"What we have now is localized transmission in the areas we have earlier mentioned. But the situation can very quickly progress into a community transmission, which means, there could be a larger area of affected communities," Duque bared during the hearing of the House Committee on Health led by Quezon Rep. Angelina Tan.

"I have said time and again that it's going to be a very real occurrence over the very short term," he added.

The World Health Organization said community transmission happens when countries are already experiencing "larger outbreaks of local transmission" of the disease caused by SARS CoV-2, also known as novel coronavirus.

The Philippines is currently under a state of public health emergency after it was placed under Code Red sublevel 1 over the weekend, indicating at least one local transmission reported. It will be raised to sublevel 2 when there are several community transmissions beyond capacity. Schools and work may also be suspended under this alert level.

"When evidence points to community transmission, we will resort first to a localized lockdown, rather than the whole NCR locking down. We have to be careful on the implications of imposing a metro-wide lockdown," Duque said.

'Travel ban delayed virus transmission'

Meanwhile, Duque maintained that the government's imposition of a travel ban on mainland China, Hong Kong, and Macau helped delay the transmission of the virus, despite criticisms about the Department of Health's reporting of cases.

"Isa tayo sa mga bansa na nagtalaga ng (We were among the countries that imposed) absolute travel ban on persons and nationals coming from China and its special administrative regions, Hong Kong and Macau," Duque said.

"Naniniwala po ang Inter-Agency Task Force na itong hakbang na ito ang siyang nakapag-delay (The Inter-Agency Task Force believes that this move helped delay) by a month the entry of the COVID virus in local communities," the Health Secretary added.

Duque said that while there may have been a problem with the agency's reporting system, "there was no deliberate intention" to keep from the public necessary information about the issue.
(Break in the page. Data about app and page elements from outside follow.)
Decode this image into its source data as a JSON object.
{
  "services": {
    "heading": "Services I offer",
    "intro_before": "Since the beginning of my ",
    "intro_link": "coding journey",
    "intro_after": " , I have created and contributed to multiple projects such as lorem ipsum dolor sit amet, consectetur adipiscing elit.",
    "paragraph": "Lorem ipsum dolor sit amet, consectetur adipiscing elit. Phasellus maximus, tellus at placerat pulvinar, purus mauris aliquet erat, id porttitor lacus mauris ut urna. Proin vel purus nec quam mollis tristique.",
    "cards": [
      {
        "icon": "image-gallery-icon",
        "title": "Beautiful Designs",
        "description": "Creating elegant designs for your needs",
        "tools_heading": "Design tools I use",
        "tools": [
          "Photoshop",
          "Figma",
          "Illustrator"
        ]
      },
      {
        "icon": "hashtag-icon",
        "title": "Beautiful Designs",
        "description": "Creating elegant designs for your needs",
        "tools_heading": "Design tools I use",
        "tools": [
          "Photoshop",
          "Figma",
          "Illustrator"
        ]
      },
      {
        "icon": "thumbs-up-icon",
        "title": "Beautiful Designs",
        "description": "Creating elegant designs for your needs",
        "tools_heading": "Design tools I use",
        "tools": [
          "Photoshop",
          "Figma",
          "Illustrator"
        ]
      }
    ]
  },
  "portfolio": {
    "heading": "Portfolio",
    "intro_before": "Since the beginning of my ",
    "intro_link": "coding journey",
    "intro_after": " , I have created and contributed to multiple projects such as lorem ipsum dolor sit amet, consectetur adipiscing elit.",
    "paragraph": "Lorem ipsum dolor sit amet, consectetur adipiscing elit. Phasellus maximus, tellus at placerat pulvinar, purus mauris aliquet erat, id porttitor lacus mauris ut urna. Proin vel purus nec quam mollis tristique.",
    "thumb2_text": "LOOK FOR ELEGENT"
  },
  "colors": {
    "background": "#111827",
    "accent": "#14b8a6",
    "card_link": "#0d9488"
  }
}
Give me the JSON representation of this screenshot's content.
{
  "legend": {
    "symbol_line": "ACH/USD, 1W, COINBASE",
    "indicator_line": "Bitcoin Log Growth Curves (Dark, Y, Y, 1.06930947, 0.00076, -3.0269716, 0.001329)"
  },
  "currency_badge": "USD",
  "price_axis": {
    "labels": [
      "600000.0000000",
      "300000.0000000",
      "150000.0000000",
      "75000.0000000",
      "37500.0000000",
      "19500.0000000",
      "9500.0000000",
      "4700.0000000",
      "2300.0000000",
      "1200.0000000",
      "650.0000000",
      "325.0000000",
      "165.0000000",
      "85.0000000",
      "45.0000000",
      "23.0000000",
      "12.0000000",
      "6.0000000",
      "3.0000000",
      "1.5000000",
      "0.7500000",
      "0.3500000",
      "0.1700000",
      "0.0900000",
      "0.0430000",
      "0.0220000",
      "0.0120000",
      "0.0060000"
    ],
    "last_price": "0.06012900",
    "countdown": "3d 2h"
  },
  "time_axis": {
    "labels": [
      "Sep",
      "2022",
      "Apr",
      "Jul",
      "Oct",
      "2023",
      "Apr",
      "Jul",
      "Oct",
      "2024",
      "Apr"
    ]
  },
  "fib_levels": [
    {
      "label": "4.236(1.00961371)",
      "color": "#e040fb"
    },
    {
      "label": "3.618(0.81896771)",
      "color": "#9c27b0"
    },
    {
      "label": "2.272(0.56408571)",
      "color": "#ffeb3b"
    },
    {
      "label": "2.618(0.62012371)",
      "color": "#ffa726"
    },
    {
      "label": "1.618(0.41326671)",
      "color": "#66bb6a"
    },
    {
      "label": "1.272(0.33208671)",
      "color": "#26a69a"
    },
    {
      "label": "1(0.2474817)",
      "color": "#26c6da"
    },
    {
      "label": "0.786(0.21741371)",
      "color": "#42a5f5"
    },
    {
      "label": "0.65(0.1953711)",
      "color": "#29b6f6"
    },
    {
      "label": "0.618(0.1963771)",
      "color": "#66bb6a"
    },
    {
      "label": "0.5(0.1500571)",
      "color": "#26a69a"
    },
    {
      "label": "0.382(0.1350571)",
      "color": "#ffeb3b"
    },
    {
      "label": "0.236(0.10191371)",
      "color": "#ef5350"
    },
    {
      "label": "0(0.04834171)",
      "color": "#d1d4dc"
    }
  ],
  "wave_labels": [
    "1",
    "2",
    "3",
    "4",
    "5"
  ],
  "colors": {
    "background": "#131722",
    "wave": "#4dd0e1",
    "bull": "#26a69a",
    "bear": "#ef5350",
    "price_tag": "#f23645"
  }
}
Meanwhile, WHO representative Rabi Abeyasinghe reiterated his warning to limit travels during this period.

"The Filipino population travels a lot so we need to be aware that the virus can be taken by context to other places," warned Abeyasinghe.

Abeyasinghe noted, however, that while it still cannot be confirmed whether there are more cases outside Metro Manila which have not been reported, what the Philippines has right now is still considered a "localized outbreak."

To date, 49 COVID-19 cases have been reported, with patients admitted in hospitals mostly in Metro Manila. The other three are the Chinese visitors who earlier tested positive for the virus in the Philippines – one of them died, while the remaining two have since recovered and left the country.